#### [What is needed]
Each line of the data should be repeated precisely.

▬▬▬▬▬▬

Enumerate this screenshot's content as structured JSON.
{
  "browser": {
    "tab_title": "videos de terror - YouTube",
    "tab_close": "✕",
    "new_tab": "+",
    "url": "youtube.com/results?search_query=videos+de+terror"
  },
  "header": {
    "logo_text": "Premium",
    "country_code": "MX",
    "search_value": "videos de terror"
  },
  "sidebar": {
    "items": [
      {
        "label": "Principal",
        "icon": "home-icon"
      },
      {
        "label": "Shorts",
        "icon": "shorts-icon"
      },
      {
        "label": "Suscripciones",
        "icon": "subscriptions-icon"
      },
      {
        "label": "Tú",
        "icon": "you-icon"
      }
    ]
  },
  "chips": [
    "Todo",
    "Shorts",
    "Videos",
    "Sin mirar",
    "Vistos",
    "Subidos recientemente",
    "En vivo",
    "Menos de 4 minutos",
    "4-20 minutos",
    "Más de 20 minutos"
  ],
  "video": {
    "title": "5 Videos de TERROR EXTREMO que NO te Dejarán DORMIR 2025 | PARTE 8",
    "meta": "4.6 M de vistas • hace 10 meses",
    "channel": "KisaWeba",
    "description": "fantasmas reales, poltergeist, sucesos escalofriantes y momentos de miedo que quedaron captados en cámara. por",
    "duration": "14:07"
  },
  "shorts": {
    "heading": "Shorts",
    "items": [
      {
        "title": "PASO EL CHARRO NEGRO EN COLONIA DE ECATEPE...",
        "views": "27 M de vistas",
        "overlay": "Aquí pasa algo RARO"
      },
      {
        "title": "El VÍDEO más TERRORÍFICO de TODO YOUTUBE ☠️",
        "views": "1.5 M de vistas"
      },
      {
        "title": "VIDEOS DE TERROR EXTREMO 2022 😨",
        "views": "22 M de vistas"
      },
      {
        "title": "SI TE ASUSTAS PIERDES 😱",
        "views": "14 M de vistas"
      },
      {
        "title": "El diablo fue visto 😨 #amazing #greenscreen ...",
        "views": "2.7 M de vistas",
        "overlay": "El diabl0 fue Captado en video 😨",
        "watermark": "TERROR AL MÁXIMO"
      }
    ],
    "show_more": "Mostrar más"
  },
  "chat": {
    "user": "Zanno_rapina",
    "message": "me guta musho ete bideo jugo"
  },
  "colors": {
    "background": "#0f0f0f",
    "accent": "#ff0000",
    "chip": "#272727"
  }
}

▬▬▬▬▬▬

#### [Solution to the problem]
Enumerate this screenshot's content as structured JSON.
{
  "browser": {
    "tab_title": "videos de terror - YouTube",
    "tab_close": "✕",
    "new_tab": "+",
    "url": "youtube.com/results?search_query=videos+de+terror"
  },
  "header": {
    "logo_text": "Premium",
    "country_code": "MX",
    "search_value": "videos de terror"
  },
  "sidebar": {
    "items": [
      {
        "label": "Principal",
        "icon": "home-icon"
      },
      {
        "label": "Shorts",
        "icon": "shorts-icon"
      },
      {
        "label": "Suscripciones",
        "icon": "subscriptions-icon"
      },
      {
        "label": "Tú",
        "icon": "you-icon"
      }
    ]
  },
  "chips": [
    "Todo",
    "Shorts",
    "Videos",
    "Sin mirar",
    "Vistos",
    "Subidos recientemente",
    "En vivo",
    "Menos de 4 minutos",
    "4-20 minutos",
    "Más de 20 minutos"
  ],
  "video": {
    "title": "5 Videos de TERROR EXTREMO que NO te Dejarán DORMIR 2025 | PARTE 8",
    "meta": "4.6 M de vistas • hace 10 meses",
    "channel": "KisaWeba",
    "description": "fantasmas reales, poltergeist, sucesos escalofriantes y momentos de miedo que quedaron captados en cámara. por",
    "duration": "14:07"
  },
  "shorts": {
    "heading": "Shorts",
    "items": [
      {
        "title": "PASO EL CHARRO NEGRO EN COLONIA DE ECATEPE...",
        "views": "27 M de vistas",
        "overlay": "Aquí pasa algo RARO"
      },
      {
        "title": "El VÍDEO más TERRORÍFICO de TODO YOUTUBE ☠️",
        "views": "1.5 M de vistas"
      },
      {
        "title": "VIDEOS DE TERROR EXTREMO 2022 😨",
        "views": "22 M de vistas"
      },
      {
        "title": "SI TE ASUSTAS PIERDES 😱",
        "views": "14 M de vistas"
      },
      {
        "title": "El diablo fue visto 😨 #amazing #greenscreen ...",
        "views": "2.7 M de vistas",
        "overlay": "El diabl0 fue Captado en video 😨",
        "watermark": "TERROR AL MÁXIMO"
      }
    ],
    "show_more": "Mostrar más"
  },
  "chat": {
    "user": "Zanno_rapina",
    "message": "me guta musho ete bideo jugo"
  },
  "colors": {
    "background": "#0f0f0f",
    "accent": "#ff0000",
    "chip": "#272727"
  }
}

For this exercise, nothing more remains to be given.